Friday, January 27, 2012

What I'm learning about in law school: reptiles, health care, and how to avoid a long stay in prison

The Pinto -- like U.S. healthcare?
In my second year of law school, I wrote a blog post about the things I was learning in Con Law, Evidence, Professional Responsibility and other classes. This semester is turning out to be completely different from any other so far. Four of my five courses are taught by adjunct faculty, and none of them are part of the core curriculum. But even so -- or maybe because of this -- I'm learning a lot about the law and life in general. Here are a few tidbits.
  • Advanced Trial Practice: in a class of just seven people, it's hard to hide. But who would want to hide when your teachers are two grizzled trial lawyers who teach law by swapping war stories, and organizing role playing activities in class. This is probably my favorite course of the semester so far.
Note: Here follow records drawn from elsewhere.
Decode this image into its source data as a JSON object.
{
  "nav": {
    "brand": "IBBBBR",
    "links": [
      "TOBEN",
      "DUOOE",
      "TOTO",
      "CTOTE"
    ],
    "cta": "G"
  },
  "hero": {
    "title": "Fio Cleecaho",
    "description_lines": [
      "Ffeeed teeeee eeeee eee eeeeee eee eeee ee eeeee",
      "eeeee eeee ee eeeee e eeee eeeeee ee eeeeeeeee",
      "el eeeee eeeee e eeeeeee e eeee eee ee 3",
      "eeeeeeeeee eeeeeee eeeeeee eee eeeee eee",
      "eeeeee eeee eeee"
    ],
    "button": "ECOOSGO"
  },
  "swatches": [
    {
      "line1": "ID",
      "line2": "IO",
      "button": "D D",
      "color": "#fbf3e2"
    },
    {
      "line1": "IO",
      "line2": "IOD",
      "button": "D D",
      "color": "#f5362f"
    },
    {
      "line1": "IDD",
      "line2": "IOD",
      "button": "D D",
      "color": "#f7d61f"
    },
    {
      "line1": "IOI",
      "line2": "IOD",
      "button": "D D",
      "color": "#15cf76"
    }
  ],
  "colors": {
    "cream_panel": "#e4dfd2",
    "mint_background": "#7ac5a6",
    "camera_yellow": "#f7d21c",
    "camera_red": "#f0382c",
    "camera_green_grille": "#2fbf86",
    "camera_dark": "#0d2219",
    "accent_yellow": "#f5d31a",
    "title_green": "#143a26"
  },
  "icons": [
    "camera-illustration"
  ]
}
One of the techniques we're learning is David Ball's "reptile" method of trying cases, in which you convince the jury to make decisions that protecting themselves and the community, and avoid danger. 
  • Medical Malpractice: doctors, social workers, nurses and other medical providers have a duty to warn certain people who are not their patients if they diagnose someone with a condition that could be dangerous to others. We're also reading about the finer points of informed consent, physician liability, and the laws that govern hospital emergency rooms.
  • Health Law Seminar: this is a two-credit class that focuses on the Affordable Care Act, or Obamacare. We're learning about how health insurance works (or doesn't) and how our country has somehow managed to have a healthcare system that costs as much as a Cadillac and runs like a Ford Pinto.
  • Negotiation: arguing with an insurance adjuster about a car wreck case is way more than starting high and settling somewhere in the middle. Our main textbook, Getting to Yes, shows how to negotiate like a pro, focusing on interests instead of positions, and inventing creative options for mutual gain. It might sound like hocum, but it works. 
  • Public Defender: I wish I could say more about the criminal cases I'm working on this semester for the public defender, but, well, I can't. They involve real people facing looooong prison sentences for serious crimes, and the students in our externship program get to do actual work on their cases, including appearances in court, and in some cases arguing motions before judges. 
Although my last semester of school is chock full of great experience, perhaps the biggest lesson I'm learning is patience. At this point, many 3Ls, myself included, are ready to kick off the training wheels and dive into real practice. But we can't. Yet. It's sort of like the time you bought your first house (or car), and you're waiting for closing day. It's going to happen, but the waiting is torture. 

No comments:

Post a Comment